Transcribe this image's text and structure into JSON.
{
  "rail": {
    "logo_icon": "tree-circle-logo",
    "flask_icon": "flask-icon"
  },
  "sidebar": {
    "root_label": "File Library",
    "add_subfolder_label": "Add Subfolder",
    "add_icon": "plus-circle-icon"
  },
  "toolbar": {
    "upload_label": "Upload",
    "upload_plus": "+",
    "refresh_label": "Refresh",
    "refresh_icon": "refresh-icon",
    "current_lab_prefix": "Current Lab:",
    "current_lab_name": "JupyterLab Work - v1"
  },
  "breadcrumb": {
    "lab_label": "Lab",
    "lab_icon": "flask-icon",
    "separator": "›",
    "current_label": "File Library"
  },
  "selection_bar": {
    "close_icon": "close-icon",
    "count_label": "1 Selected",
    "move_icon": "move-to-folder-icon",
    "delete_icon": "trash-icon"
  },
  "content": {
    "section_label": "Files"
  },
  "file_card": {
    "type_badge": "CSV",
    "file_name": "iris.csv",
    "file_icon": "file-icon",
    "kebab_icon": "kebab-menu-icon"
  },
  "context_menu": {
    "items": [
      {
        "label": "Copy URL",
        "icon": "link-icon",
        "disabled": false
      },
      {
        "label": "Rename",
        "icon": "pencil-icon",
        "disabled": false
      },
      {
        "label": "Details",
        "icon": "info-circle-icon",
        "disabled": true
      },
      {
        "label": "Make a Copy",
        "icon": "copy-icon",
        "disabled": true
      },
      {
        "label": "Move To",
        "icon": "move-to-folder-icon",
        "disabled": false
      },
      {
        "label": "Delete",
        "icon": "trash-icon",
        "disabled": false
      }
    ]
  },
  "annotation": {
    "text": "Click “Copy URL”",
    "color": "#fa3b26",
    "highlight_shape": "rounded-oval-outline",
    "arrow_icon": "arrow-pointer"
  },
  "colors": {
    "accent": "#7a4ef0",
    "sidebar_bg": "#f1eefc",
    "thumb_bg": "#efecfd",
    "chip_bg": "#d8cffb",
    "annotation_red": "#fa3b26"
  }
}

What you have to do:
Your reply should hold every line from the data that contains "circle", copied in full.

Task response:
    "logo_icon": "tree-circle-logo",
    "add_icon": "plus-circle-icon"
        "icon": "info-circle-icon",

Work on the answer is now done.